THE TASK>
Among the records that follow, find each line holding the word "body" and copy it.

___ SUPPLIED MATERIAL

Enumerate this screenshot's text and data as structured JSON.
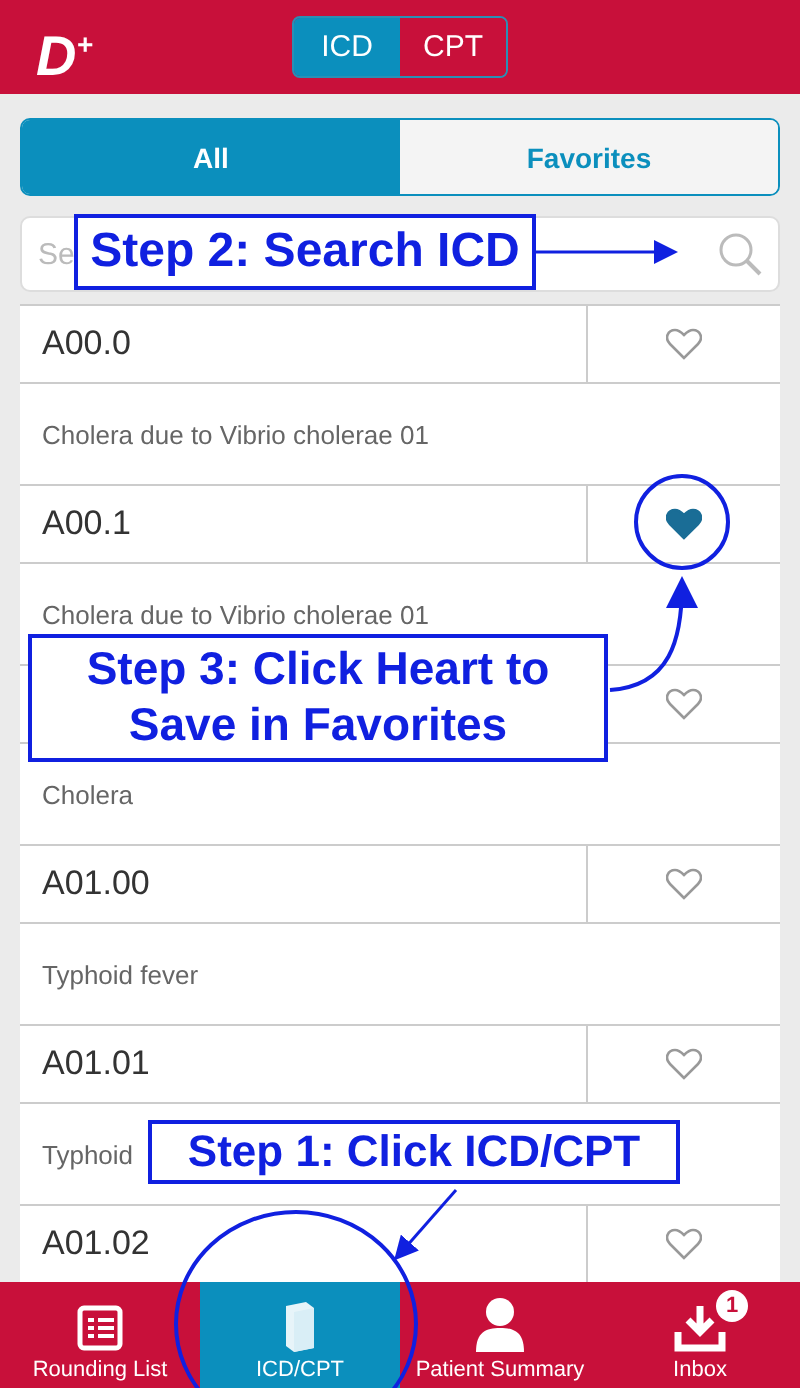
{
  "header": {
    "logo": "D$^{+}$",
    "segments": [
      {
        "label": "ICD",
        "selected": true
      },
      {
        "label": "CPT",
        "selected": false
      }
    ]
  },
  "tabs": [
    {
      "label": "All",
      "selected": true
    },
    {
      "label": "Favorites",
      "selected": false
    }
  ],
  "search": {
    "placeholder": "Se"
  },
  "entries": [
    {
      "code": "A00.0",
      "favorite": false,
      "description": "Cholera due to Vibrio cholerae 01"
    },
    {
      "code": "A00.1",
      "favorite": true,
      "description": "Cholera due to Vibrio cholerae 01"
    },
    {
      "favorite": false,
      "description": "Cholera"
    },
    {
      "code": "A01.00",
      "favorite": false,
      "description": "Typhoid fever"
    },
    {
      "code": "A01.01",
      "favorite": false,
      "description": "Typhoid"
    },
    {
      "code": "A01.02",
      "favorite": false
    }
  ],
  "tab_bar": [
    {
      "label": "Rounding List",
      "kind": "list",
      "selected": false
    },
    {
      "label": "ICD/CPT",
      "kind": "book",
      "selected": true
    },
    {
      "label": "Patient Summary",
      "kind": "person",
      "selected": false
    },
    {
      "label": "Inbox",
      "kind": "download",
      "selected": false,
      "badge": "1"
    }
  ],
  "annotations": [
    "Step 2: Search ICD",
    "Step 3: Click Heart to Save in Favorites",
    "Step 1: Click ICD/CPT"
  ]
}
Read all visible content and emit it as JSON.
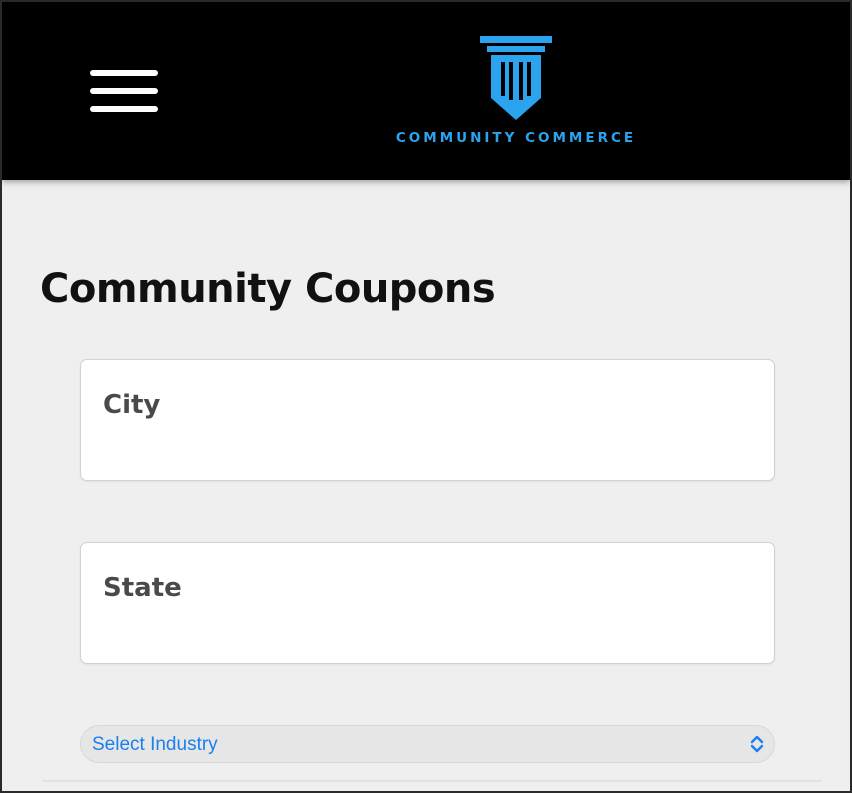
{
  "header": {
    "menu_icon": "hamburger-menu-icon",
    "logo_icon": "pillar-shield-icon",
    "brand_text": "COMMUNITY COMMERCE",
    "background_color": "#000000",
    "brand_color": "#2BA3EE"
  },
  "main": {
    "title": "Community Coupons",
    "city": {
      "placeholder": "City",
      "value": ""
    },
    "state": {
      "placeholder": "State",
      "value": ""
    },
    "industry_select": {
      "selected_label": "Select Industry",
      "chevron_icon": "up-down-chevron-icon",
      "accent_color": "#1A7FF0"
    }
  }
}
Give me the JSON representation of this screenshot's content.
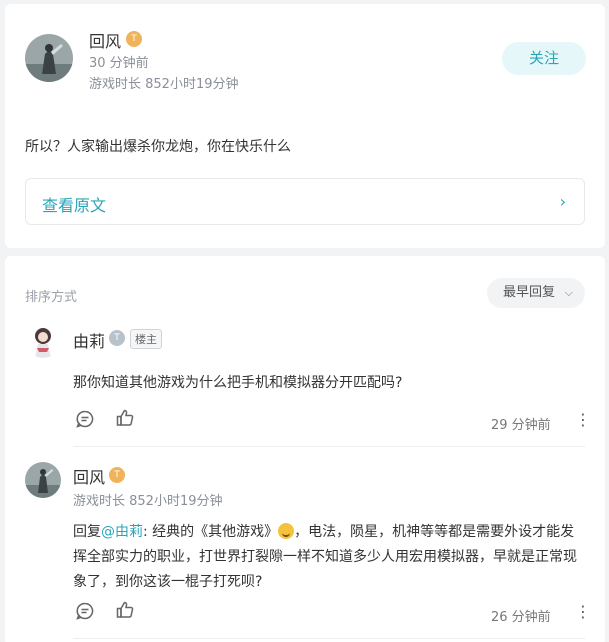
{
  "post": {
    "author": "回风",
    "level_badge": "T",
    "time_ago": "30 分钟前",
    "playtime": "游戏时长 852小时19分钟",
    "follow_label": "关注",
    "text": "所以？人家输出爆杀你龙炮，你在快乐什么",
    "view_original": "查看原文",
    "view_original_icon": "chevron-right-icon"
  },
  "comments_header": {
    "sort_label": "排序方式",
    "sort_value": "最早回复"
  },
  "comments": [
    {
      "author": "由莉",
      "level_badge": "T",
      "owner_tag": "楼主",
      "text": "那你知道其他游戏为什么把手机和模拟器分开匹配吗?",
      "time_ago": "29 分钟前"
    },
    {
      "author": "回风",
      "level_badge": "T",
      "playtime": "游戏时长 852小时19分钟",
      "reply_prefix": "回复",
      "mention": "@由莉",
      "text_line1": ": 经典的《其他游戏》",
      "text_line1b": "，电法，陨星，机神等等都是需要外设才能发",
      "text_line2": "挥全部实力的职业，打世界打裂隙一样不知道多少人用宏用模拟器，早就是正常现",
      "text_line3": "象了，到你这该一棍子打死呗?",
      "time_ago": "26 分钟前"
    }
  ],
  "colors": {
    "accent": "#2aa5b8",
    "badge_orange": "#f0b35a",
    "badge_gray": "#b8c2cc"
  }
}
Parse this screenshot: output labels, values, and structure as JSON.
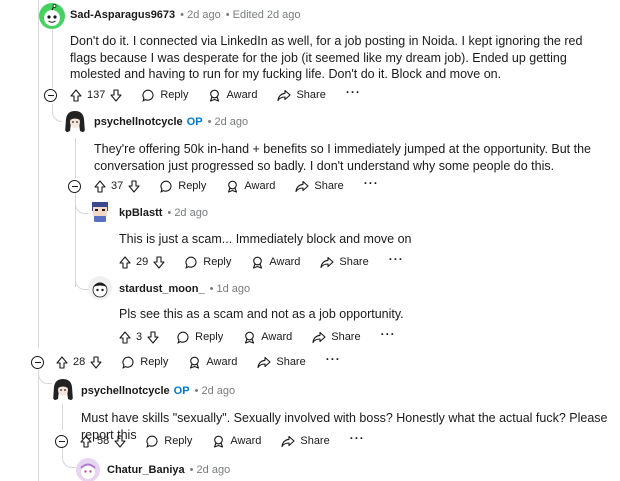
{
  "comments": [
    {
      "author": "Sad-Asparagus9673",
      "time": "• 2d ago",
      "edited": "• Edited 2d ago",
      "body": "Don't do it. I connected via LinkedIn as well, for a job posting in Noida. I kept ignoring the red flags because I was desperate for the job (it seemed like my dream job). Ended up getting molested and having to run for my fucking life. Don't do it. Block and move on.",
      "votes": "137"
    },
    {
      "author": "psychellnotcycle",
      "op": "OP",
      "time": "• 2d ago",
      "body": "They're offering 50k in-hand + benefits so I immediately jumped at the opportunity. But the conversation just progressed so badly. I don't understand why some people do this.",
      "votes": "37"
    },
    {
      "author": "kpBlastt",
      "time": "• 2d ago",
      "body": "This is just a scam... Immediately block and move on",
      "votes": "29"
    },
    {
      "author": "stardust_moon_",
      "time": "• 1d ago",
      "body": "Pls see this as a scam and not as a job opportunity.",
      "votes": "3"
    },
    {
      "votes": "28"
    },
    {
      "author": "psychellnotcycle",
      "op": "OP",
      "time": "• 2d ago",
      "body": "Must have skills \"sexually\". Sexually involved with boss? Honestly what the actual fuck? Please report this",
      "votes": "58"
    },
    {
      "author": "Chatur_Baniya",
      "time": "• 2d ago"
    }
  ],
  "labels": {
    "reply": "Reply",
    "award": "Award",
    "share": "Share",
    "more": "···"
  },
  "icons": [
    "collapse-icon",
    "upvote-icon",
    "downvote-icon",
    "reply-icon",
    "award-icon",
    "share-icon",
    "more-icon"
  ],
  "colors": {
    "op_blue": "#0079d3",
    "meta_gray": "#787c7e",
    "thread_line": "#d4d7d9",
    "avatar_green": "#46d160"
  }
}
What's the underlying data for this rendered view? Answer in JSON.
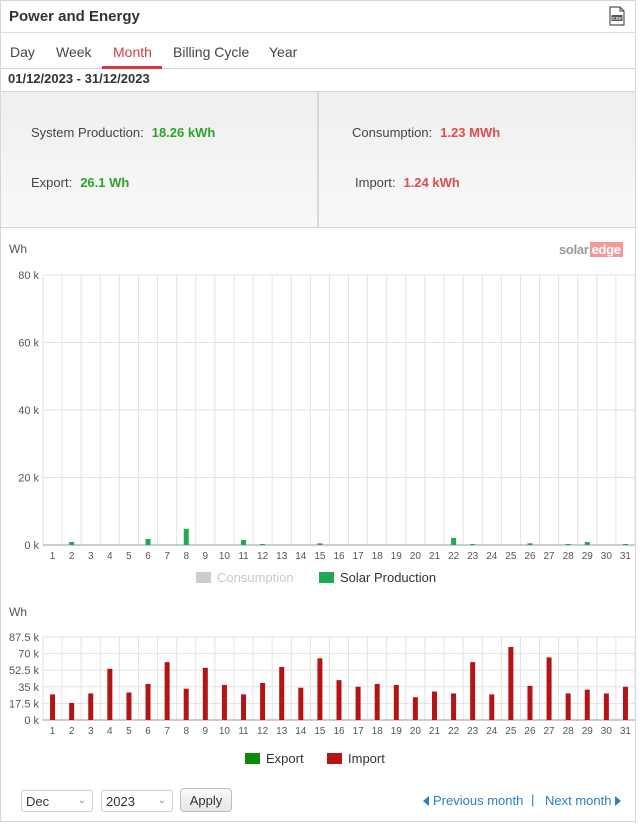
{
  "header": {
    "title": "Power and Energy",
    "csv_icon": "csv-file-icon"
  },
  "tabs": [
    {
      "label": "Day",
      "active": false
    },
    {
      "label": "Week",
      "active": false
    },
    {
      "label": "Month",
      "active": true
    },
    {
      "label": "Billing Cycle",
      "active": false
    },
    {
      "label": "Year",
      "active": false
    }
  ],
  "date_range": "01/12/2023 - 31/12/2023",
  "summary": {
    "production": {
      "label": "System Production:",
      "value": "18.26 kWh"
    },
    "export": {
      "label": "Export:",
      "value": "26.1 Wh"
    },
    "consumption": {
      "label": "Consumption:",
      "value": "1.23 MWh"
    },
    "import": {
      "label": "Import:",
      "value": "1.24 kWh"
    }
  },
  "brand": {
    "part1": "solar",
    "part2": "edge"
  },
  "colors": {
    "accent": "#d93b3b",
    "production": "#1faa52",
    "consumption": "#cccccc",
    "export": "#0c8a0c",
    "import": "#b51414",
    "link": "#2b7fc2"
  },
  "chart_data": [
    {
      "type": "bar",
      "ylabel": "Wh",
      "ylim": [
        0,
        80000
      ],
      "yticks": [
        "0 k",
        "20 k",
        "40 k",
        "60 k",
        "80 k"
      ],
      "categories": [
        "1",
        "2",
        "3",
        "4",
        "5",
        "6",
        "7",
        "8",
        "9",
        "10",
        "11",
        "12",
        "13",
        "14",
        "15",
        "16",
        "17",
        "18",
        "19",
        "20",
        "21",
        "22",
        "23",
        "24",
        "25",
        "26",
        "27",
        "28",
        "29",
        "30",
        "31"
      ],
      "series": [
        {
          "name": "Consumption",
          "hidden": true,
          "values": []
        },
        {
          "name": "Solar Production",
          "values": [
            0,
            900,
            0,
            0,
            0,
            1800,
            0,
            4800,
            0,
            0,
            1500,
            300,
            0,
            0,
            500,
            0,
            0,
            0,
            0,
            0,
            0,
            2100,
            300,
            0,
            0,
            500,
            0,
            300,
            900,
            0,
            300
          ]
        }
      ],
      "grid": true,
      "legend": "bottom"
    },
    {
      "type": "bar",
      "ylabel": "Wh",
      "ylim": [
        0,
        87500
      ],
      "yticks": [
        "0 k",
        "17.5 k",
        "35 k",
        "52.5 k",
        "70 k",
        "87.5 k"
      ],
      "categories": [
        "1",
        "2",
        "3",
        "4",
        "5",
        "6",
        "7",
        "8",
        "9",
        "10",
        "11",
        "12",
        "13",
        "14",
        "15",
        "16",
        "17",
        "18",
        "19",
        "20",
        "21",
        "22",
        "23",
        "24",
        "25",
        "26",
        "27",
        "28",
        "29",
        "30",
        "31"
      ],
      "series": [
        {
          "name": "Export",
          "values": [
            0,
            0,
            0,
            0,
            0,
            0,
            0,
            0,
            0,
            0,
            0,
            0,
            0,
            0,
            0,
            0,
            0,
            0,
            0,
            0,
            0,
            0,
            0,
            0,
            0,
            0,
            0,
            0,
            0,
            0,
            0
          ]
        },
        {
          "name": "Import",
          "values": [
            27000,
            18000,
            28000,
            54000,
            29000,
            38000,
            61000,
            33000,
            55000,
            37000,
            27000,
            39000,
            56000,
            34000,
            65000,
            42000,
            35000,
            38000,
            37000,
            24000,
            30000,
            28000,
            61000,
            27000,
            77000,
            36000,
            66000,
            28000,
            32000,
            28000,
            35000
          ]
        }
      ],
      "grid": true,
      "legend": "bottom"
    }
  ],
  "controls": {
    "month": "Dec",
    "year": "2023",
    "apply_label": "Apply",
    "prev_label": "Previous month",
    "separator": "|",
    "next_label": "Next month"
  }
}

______

OUTPUT BELOW>
      "body": "Don't do it. I connected via LinkedIn as well, for a job posting in Noida. I kept ignoring the red flags because I was desperate for the job (it seemed like my dream job). Ended up getting molested and having to run for my fucking life. Don't do it. Block and move on.",
      "body": "They're offering 50k in-hand + benefits so I immediately jumped at the opportunity. But the conversation just progressed so badly. I don't understand why some people do this.",
      "body": "This is just a scam... Immediately block and move on",
      "body": "Pls see this as a scam and not as a job opportunity.",
      "body": "Must have skills \"sexually\". Sexually involved with boss? Honestly what the actual fuck? Please report this",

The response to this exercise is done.